Okay... so remember the list of cookware/bakeware items my 13-year-old was supposed to bring to school to make quickbreads with the other 8th graders?
Here it is again:
two 10”-12” mixing bowls
one set of measuring spoons
one set of dry measuring cups
one liquid measuring cup
one rubber spatula
one mixing spoon
I learned in a subsequent email from the teacher that the kids, who are baking in teams of two, could divide up the necessities between them. I was glad I wasn't going to have to label all that stuff... I mean think about it - labeling every measuring spoon and every dry measuring cup ... and not being able to get the darn masking tape off of the bottom of anything. I relaxed a bit, foolishly basking in the knowledge that our duty would be cut in half.
You see the foreshadowing here once again, don't you?
Last night as we were preparing the items to accompany him to school, I brightly mentioned: "oh - hey, buddy. Your teacher said that you could divide the items between the two of you; did you do that?"
"Oh yeah," he answers, my little McFly, "yeah we did."
"Whew," I sighed with relief. "How did you split it up?"
"I agreed to bring the first 4 items and she agreed to bring the last 3."
My first thought was: "Great; that's really fair..." and then my slight irritation increased as I gazed upon the list while juxtaposing the first 4 items on the list with the last 3. Go ahead and peruse the list again yourself.
No, really. Go ahead. I'll wait.
k. See what I mean?
Essentially my son is bringing everything while the chick brings 2 spoons and a cup.
I'm frustrated now because he didn't think this through, and this means my having to send him in with not one, but TWO large, heavy good mixing bowls... not one, but FIVE separate dry measuring cups, each with its own permanently affixed label to mitigate the urchins' "little to no recall [of whose items are whose] when it comes to which cooking utensils they took out of their bags less than an hour before," individually labeled measuring spoons (again - FIVE of them), and .. oh... a fork.
She's bringing 2 spoons and a cup.
I kept shaking my head, not really believing he hadn't noticed this disparity.
"Bud," I asked, "did you not LOOK at the list? Do you think it makes sense how you divided it?"
"um, nope," he answered. "I just knew there were 7 things on a list."
I smacked myself in the forehead and managed to calm myself down while tediously labeling 13 items.
Then... as we pulled up to school this morning for him and his brother to hop out, he whined: "how am I going to carry all of this stuff in?" - the stuff being his heavy backpack, an extra large binder and folder, his lunchbox, AND 2 large mixing bowls, 5 dry measuring cups, 5 measuring spoons and a fork.
I couldn't restrain the feelings which were lying dormant.
"Well gee, I dunno, buddy! Maybe you should have looked at the list before you decided to bring most of it!"

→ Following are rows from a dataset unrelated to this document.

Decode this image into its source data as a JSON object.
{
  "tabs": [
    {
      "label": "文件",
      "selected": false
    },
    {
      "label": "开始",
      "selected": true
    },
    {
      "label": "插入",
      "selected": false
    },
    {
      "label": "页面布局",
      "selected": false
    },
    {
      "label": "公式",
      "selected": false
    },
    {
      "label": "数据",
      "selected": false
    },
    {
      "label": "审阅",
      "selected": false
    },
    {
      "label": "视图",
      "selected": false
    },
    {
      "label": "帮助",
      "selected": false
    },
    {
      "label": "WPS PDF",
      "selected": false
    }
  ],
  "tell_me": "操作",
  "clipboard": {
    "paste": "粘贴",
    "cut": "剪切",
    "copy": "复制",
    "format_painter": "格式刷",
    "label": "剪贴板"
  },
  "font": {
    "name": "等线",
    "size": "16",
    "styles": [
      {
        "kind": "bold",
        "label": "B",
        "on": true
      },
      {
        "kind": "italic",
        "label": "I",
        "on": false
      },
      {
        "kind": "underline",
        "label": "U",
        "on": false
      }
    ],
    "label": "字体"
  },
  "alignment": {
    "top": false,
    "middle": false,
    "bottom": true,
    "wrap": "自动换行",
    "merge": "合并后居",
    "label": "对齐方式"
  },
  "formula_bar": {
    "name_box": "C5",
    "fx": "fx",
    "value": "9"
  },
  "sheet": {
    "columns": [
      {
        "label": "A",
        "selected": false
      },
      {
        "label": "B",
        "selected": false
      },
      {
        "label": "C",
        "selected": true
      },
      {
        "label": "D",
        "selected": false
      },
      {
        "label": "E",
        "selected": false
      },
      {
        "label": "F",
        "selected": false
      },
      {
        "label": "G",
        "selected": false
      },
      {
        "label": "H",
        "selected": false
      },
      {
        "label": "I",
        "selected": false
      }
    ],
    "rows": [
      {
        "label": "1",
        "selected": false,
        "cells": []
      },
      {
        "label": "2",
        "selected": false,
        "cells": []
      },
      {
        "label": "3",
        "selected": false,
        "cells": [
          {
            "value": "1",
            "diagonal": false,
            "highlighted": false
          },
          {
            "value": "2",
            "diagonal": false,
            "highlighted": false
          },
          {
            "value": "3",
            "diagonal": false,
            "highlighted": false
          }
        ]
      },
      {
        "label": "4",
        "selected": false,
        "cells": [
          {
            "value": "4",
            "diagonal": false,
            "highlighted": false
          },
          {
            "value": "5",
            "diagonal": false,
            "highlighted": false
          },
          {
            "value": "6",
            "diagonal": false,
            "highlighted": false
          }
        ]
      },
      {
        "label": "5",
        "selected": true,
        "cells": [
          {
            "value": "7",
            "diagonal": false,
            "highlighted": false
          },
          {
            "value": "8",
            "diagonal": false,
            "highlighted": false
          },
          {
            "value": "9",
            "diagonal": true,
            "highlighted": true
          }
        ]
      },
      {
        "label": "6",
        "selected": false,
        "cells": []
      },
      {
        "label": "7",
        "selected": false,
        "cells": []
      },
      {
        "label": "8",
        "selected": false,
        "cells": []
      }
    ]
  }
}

There was no way I was parking the car (I would be lynched for stopping where I was in the drop-off line and walking all the way to the middle school with him and back) and walking him in on a morning when I had no make-up (not a big deal, really, that one), my hair in a ponytail (again - part of my regular look), my pink, green and blue pajama bottoms, my non-matching hot pink slipper socks puffed into my heelless sneakers, my long-sleeved non-matching maroon Bay State marathon Tshirt (my favorite item of clothing now since I qualifed for the Boston marathon there... I never take it off), and here's the best: a hot pink (but different shade of hot pink than my slipper socks) scarf hanging around my neck. Wait. For you to really get it (split infinitive, I know) I'd better take a picture....
See? He was on his own schlepping all of that stuff in to school.